Reviews of World Literacy
World Literacy: How Countries Rank and Why It Matters
5.0 out of 5 stars
A Must Read if You're Interested in Literacy
By Michael Moore VINE VOICE on March 23, 2016
What I liked about this book is that for all its measures and acronyms, it is largely conversational.
The authors realize from the start that they will have to convince us to care about World Literacy and what it might mean.
I must also divulge I am a literacy professor and I teach a course at my university called Global Citizens and my particular theme/emphasis is World Literacy. So, this topic is of interest to me and my job is to make it interesting to my students. I read this with a critical eye because these authors have to make this book interesting to me.
The first chapter focuses on placing literacy in an historical context. What is the value of literacy to a culture or society? The second chapter is in framing the problem of literacy and then establishing its cultural significance. Basically, the authors have to tell us how we can tell which culture or country is more literate than others. To do this the authors define literacy as engaging with printed words or writing. I wish they’d go a bit further in terms of what we do with the texts that we produce or are produced for us to read.
PIRLS, PISA, AILS are the ways (and there are more) that literacy is measured and how readers and nations are held accountable. The authors do a good job explaining how all these work and how all these are used. Of course the upshot of all these are rankings. The authors explain the rankings and give us the grains of salt with which to take the rankings.
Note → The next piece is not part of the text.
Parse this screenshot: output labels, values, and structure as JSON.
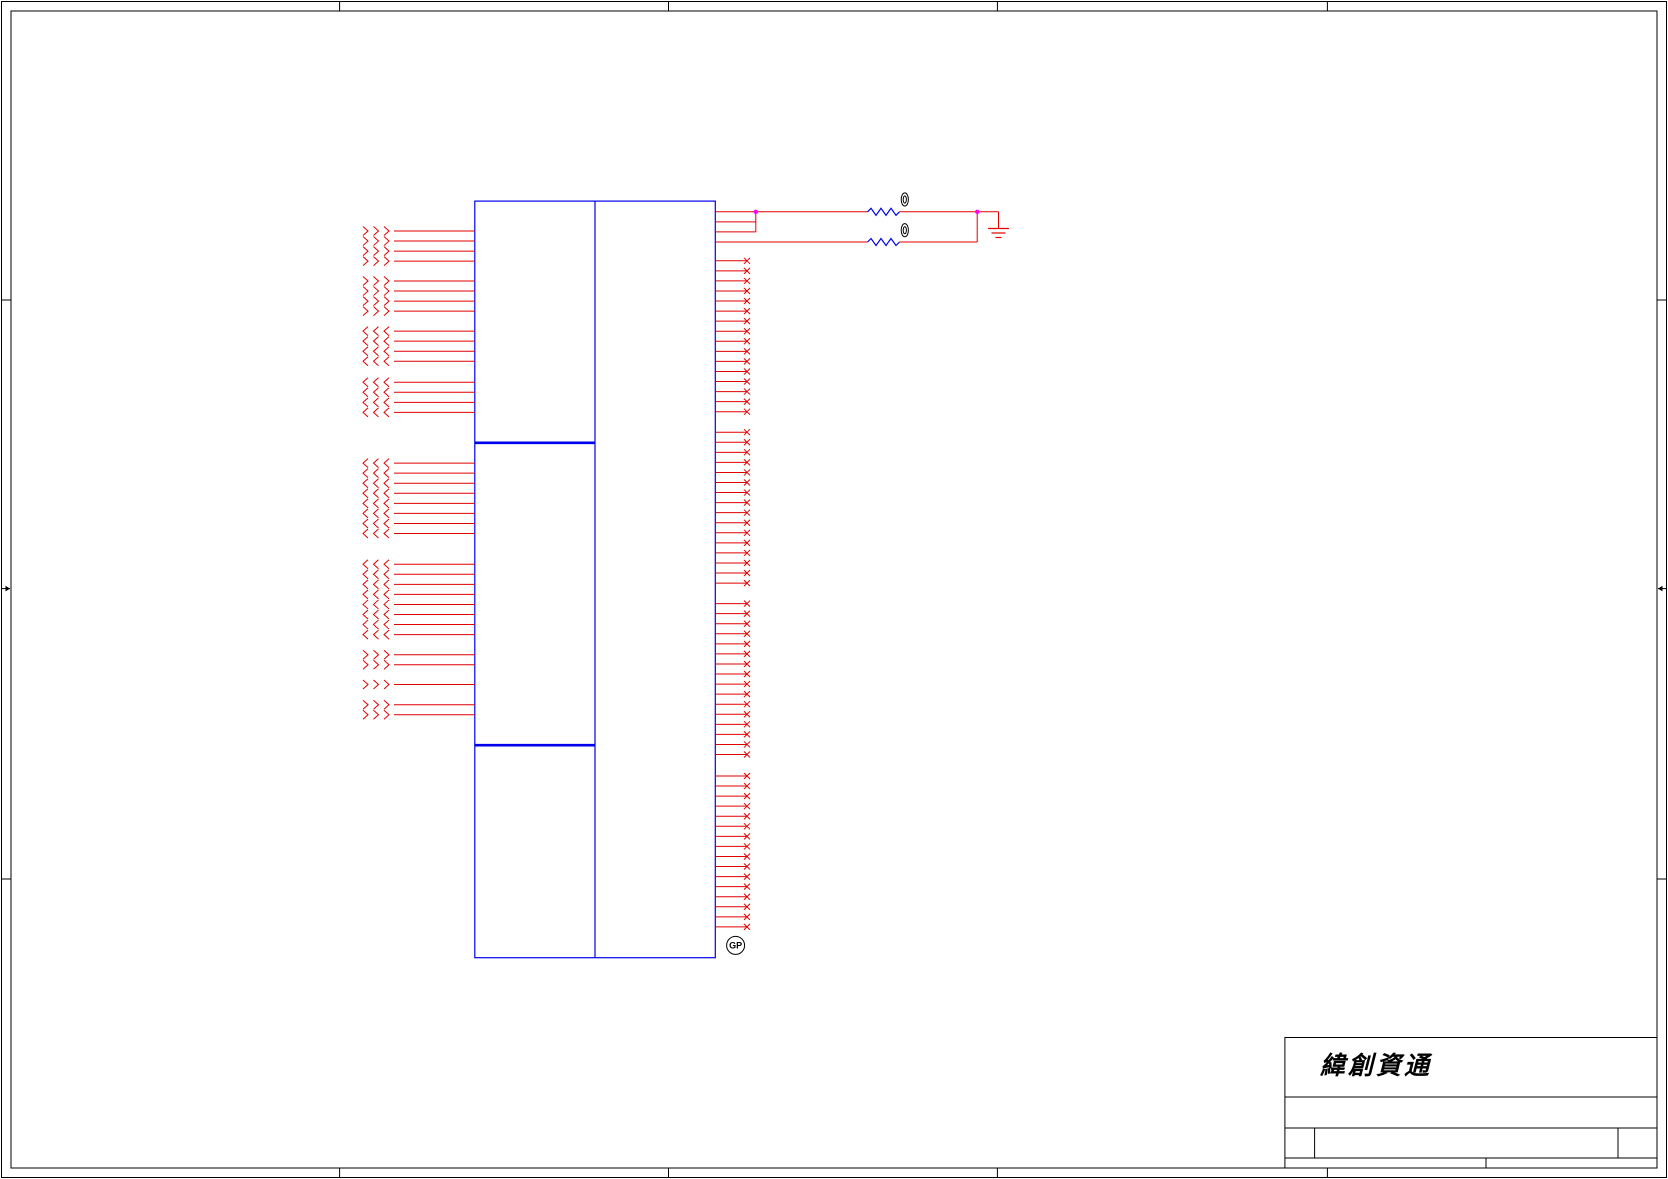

I particularly liked the chapter on elementary schooling. This is my daily battleground so I was keen to see how they presented this and both historically and currently the authors are accurate. The authors choose several countries and explain how these approach elementary schooling. Surprisingly they are more alike than they are different. I found the authors are up to date and prescient.
The authors next examine the middle and secondary schooling or the “it’s too late by now to have a real influence” approach. And largely the authors are correct in that middle and secondary content teachers are far more worried about their content than their poorer students comprehending the content. Test scores dive when kids get to middle school and although there are many speculated reasons for this, no one seems able to overcome this phenomena.
The authors next go back to their narrative and this narrative is about how literate cultures are supported by libraries, newspapers, and bookstores. It’s an interesting chapter to read about what libraries, newspapers and bookstores were like in the past and what they are like now. The authors primarily stay within the context of the United States or United Kingdom. I would like to have seen some other cultures included. Still, they speculate on what all these will be like in the future. I immediately thought of seeing the card catalog of our university library wheeled out some twenty years ago to be discarded on a trash heap. I also speculated on how I obtain my news and books now. My subscriptions are a blend of print and online and I seem not to notice.
Next the authors look at indexes that tell us how much people read for work and pleasure and how these numbers are declining or are unchanged. Then it’s on to economic status and the world order and the future of the knowledge based economy. I’ve always found it interesting that the leading countries in term of PISA results and so on don’t seem to have much change in their GDP, stock exchanges and development. Then, there is the US who outpaces everyone when it comes to yearly patents applied for. You could put most countries applications together (exception China) and still not come close to the number applied for by the US. In spite of rigid schooling, common standards, inflexible testing and so forth, somewhere along the line kids still learn to think outside the box.
It is also clear that the largest companies today are very much technology oriented. I am reminded of Pittsburgh where massive closings of steel mills necessitated a need to reinvent itself as a city and did so by becoming technology driven. Pittsburgh invested in technology (of course, they had a leg up with Carnegie Mellon in town).
I found the book interesting throughout and commend the authors for telling world literacy as a story as opposed to overwhelming us with statistics and scores. Of course, the scores and statistics are in there and many people will want the book for these, but the strength of the book is in its discussion of these.